to share with each other in such a way that all are cared
for, supported, and challenged without being belittled.
Furthermore, since an individual best knows his or her own
limits, everyone will need to respect other’s boundaries and
work to negotiate appropriate learning relationships.
Developing a learning environment that is supportive,
stimulating, and safe will make the risks of interpersonal
learning and growth worth taking.
What are the different types of CPE?
UIC currently offers single
intensive CPE units (10-12 weeks), and Extended Units (16-18
weeks). Sometimes UIC offers a Super Extended CPE unit over
the course of 8-10 months. Please inquire at the center
whether an upcoming Super Extended unit is being offered.
The schedule for CPE units offered by the UIC program is
decided yearly and depends on the availability of resources,
What does CPE prepare a person to do?
CPE serves as a part of one’s
preparation for parish ministry, chaplaincy, lay
ministry, teaching, and counseling. A student’s learning
contract may be focused toward integration of
theological, psychological, and pastoral insights into
pastoral functioning for parish work. Or the contract
may be designed with a career goal of chaplaincy or
Some students, after completing
several units of CPE, choose to enroll in Supervisory
CPE working toward certification as a CPE supervisor. In
Supervisory CPE students learn the theory and practice
of supervision and have an experience of supervising CPE
students under the guidance and with the consultation of
a CPE supervisor. UIC does not provide
Supervisory CPE training. Please contact www.acpe.edu
directory for availability for Supervisory Education
CPE develops the capacity for the
pastoral and spiritual care of individuals, families,
Many theological schools require one
unit of CPE as a part of a theological degree program.
Other schools accept a year of CPE
as the required intern year of ministry. Theological
schools which are members of the ACPE have graduate
degree programs which combine academic student and CPE
I want to be a chaplain or a pastoral
Do I need CPE?
The Association of Professional
Chaplains (www.professionalchaplains.org), the National
Association of Catholic Chaplains ( www.nacc.org) and the
National Association of Jewish Chaplains (www.najc.org) and
other organizations certify chaplains. The American
Association of Pastoral Counselors (www.aapc.org) trains and
certifies pastoral counselors. Some CPE is required as a
pre-requisite.
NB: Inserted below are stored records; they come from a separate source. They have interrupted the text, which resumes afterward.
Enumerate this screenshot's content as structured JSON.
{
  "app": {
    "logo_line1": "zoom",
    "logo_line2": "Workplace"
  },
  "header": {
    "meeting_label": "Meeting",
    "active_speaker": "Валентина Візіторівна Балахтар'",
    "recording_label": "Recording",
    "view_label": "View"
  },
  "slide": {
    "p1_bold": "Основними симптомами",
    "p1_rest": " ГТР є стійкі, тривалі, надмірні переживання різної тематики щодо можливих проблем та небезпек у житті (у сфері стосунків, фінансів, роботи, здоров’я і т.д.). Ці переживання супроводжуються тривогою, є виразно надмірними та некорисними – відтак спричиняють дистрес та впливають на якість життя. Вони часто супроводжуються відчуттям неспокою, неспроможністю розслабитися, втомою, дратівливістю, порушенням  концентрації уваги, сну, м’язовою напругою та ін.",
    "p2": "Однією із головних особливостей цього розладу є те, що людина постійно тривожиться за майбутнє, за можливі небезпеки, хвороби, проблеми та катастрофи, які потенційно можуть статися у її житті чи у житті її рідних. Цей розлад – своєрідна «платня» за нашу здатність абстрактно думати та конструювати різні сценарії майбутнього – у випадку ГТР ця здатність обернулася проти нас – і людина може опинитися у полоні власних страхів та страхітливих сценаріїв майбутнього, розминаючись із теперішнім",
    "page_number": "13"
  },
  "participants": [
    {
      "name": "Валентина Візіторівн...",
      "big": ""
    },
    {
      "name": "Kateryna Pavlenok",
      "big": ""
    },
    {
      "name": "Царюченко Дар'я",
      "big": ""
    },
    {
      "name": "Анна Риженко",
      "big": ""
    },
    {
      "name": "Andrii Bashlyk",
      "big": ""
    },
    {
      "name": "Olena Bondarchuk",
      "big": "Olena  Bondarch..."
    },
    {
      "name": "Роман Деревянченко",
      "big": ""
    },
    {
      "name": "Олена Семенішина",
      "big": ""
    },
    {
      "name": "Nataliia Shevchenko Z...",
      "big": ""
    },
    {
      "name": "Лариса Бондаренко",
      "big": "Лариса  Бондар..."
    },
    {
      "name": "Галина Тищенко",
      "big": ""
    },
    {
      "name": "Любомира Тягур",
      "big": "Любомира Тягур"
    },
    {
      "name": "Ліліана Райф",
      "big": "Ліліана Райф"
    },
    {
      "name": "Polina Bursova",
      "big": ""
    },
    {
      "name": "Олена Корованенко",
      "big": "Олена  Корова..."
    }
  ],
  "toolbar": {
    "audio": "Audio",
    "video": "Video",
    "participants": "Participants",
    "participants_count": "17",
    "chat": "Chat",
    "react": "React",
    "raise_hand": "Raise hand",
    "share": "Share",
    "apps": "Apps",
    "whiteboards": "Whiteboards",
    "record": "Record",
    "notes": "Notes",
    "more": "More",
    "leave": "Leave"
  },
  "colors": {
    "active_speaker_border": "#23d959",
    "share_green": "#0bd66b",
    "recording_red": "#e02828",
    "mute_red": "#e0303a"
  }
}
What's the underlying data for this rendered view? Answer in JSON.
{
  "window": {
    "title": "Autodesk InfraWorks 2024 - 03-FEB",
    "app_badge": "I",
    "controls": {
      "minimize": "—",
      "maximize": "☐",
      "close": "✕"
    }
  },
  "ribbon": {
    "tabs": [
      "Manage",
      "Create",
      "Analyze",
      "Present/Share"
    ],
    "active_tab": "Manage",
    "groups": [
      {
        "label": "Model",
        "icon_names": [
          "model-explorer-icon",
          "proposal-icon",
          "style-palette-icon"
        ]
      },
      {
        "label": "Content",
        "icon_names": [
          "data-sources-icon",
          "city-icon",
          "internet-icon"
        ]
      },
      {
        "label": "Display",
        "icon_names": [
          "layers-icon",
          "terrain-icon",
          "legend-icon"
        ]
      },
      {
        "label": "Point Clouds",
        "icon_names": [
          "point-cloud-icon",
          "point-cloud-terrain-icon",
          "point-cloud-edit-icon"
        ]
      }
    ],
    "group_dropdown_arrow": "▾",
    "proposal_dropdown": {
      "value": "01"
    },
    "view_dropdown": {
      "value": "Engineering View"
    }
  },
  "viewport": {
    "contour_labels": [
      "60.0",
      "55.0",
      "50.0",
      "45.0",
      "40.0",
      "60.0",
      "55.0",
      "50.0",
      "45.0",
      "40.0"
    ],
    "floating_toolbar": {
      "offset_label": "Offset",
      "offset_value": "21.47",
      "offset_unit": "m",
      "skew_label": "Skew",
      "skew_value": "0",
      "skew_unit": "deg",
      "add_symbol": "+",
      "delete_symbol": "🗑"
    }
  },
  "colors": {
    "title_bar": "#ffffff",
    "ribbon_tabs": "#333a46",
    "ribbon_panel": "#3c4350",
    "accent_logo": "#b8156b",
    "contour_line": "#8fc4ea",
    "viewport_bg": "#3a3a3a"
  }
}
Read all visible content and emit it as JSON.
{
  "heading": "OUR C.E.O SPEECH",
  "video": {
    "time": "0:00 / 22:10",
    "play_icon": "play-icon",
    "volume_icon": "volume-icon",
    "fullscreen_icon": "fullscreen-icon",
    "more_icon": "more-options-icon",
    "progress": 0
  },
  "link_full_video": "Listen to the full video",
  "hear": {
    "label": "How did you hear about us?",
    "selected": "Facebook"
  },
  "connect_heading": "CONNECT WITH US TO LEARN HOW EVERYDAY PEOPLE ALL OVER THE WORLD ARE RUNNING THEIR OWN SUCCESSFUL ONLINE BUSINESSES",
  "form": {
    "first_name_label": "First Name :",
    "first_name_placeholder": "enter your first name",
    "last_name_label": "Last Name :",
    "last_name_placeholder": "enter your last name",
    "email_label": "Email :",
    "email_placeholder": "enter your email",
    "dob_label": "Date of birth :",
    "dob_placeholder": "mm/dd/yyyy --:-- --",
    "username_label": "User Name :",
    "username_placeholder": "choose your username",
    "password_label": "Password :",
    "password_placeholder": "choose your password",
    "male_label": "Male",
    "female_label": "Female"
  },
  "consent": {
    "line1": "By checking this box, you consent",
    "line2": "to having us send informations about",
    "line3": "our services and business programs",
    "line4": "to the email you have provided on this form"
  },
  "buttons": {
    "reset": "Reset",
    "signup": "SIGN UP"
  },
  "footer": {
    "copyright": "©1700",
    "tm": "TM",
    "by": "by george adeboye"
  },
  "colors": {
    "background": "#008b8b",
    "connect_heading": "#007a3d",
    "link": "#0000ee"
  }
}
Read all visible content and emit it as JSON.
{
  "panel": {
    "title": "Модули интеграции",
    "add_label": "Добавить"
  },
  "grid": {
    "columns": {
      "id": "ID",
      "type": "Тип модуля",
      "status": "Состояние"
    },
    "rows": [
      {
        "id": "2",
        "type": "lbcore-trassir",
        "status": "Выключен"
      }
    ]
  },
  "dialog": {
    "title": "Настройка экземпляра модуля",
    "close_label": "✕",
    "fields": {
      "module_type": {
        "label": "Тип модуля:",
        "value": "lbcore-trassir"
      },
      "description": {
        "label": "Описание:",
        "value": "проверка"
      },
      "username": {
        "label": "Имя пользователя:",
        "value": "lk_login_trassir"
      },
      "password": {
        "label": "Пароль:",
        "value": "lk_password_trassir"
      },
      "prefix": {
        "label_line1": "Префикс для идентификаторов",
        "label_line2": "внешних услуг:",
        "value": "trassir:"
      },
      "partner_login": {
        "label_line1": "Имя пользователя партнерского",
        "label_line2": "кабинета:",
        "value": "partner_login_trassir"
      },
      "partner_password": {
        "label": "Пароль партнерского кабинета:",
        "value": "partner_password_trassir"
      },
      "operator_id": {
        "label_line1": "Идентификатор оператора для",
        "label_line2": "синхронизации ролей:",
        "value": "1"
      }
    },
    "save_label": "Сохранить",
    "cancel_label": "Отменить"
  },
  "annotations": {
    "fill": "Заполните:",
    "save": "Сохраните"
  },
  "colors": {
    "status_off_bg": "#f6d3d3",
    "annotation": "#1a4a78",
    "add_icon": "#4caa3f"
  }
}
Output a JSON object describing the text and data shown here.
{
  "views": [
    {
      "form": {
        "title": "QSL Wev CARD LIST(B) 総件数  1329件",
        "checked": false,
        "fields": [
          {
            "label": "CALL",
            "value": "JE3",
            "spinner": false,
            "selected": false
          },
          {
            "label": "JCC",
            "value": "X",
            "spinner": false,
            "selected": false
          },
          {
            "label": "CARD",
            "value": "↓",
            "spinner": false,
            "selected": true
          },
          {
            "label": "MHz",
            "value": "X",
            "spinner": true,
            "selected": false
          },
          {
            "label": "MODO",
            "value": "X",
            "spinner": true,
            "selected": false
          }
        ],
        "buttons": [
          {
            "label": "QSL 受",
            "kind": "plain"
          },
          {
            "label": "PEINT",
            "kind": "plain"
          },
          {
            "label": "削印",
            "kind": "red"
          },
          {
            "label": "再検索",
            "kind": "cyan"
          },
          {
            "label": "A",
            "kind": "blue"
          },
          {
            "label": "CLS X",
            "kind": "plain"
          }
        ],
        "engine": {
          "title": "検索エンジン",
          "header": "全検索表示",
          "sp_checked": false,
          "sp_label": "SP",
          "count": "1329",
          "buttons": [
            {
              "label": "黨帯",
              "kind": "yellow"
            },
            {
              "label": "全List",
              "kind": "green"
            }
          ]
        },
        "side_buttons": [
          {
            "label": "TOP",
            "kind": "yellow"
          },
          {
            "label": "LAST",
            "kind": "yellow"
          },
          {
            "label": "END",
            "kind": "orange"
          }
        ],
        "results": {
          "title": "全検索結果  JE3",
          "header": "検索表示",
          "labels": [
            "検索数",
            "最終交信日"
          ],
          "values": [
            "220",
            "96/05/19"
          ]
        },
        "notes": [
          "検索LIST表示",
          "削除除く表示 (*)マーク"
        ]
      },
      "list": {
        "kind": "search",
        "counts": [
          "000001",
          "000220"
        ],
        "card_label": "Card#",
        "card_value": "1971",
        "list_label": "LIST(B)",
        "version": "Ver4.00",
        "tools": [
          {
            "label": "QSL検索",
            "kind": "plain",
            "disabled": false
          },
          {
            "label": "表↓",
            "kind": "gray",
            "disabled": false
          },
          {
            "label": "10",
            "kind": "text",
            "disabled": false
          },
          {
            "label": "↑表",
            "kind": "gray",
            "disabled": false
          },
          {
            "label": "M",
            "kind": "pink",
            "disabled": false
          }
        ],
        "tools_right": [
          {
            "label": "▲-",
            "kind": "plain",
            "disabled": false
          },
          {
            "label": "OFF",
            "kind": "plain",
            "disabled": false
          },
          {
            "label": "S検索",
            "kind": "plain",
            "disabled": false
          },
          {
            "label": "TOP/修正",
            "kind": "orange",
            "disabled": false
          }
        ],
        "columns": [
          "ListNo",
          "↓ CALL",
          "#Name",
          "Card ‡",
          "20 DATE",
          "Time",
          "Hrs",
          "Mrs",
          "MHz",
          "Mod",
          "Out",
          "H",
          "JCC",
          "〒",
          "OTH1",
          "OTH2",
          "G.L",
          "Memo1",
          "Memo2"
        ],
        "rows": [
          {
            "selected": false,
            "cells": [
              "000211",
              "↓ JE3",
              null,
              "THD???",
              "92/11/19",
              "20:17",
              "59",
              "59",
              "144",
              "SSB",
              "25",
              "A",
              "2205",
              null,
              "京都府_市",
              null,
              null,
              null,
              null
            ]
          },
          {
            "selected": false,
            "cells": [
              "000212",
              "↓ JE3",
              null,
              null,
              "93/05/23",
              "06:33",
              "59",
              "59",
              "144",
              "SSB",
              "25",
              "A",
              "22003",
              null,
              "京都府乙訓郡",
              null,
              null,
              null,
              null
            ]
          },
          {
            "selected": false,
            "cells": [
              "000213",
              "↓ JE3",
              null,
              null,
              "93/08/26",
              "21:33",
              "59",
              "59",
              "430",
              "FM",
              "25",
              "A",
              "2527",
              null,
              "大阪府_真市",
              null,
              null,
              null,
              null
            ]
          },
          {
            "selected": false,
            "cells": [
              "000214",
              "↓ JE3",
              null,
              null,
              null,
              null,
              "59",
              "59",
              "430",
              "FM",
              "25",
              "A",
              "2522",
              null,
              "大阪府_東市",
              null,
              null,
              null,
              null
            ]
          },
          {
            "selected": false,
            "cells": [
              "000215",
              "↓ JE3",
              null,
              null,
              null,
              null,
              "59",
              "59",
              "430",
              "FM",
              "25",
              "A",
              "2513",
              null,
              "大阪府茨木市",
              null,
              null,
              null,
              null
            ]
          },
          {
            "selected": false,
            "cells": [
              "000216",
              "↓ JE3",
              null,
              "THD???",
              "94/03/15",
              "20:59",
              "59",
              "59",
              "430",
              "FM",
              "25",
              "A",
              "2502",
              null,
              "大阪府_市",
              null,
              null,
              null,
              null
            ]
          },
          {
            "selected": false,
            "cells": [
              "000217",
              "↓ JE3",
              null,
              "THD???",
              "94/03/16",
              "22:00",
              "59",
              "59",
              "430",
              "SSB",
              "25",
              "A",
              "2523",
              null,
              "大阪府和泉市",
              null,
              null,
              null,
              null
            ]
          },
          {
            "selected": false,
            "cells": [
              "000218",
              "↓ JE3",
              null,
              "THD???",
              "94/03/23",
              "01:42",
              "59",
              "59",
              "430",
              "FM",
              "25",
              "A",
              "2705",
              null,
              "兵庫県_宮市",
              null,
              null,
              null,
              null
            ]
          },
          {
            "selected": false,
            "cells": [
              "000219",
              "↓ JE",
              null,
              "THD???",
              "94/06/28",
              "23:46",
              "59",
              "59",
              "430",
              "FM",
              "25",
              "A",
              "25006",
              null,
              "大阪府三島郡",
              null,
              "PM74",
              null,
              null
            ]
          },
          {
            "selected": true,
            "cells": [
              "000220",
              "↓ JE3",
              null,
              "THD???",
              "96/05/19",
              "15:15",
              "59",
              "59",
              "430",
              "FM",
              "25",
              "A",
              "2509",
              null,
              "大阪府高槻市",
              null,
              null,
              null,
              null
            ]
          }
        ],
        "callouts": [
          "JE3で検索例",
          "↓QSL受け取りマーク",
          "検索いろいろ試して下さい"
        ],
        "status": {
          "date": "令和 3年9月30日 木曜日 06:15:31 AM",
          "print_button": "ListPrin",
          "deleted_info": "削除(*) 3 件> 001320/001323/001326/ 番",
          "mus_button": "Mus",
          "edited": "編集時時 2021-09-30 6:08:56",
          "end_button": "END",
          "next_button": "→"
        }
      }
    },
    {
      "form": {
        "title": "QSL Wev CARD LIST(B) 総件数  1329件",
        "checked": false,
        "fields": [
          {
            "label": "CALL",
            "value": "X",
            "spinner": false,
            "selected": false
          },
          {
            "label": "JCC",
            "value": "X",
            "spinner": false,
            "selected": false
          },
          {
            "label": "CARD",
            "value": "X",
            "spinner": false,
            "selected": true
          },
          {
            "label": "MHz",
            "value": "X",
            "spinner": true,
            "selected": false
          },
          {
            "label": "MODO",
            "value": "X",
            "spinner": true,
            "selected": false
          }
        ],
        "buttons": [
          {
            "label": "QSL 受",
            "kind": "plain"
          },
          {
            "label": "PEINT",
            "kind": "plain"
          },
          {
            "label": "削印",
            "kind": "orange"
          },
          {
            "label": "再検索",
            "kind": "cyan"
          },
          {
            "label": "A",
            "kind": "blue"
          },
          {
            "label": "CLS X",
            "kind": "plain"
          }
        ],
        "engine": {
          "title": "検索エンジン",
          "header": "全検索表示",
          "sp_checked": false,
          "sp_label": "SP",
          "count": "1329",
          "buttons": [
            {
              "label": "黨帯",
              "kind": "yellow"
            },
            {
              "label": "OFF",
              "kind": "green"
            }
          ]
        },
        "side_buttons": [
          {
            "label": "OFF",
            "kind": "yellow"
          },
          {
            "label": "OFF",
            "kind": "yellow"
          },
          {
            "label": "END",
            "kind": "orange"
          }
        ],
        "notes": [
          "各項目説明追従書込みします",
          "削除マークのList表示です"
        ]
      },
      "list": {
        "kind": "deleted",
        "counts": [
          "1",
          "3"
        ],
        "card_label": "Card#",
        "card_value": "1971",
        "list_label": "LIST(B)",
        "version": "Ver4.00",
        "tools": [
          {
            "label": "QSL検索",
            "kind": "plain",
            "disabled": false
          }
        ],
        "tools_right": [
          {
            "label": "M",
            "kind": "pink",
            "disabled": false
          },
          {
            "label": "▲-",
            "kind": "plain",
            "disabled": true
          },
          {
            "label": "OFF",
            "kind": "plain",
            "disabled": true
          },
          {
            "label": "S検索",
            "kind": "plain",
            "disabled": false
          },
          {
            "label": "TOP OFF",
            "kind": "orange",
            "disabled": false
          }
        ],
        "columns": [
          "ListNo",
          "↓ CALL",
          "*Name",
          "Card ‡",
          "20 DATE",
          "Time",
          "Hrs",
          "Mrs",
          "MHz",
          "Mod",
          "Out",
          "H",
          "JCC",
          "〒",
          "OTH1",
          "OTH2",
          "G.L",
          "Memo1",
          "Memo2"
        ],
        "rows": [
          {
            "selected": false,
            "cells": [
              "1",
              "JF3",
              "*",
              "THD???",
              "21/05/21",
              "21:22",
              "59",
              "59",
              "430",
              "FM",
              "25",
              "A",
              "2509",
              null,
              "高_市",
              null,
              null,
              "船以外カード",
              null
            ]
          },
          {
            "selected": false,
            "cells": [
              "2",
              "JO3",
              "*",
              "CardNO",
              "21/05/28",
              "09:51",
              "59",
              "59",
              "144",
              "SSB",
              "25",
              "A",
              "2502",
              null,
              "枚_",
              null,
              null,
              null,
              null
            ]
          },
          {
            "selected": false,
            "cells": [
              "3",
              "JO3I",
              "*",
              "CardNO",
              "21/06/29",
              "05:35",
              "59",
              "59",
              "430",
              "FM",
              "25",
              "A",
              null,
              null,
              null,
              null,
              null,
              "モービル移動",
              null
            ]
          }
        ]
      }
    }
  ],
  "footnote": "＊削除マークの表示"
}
You should contact these organizations
directly about their requirements.
Areas of Service
Training Recommended or Required
Pastor, Church Staff, Social Services
Clinical Pastoral Education (minimum
of one unit)
Association for Clinical Pastoral
Education, Inc. (ACPE) or CAPPE
Hospital, hospice, military, or other
Clinical Pastoral Education(4 units
required for Board certification)
training and Association of Professional Chaplains (APC)
or NACC or NAJC for certification
Pastoral Educator (CPE Supervisor)
Supervisor of CPE programs in a
variety of settings
CPE (Level I,
Level II and Supervisory) Successful completion of
Association for Clinical Pastoral
Education, Inc. (ACPE)
Counselor on church staff, counseling
center or agency
CPE (at least 1
unit) PLUS pastoral counseling training program
introductory unit and American Association of
Pastoral Counselors (AAPC) For pastoral counseling
Licensed Professional Counselor
Varies from state to state. Can often
be done in conjunction with pastoral counseling
AAPC or state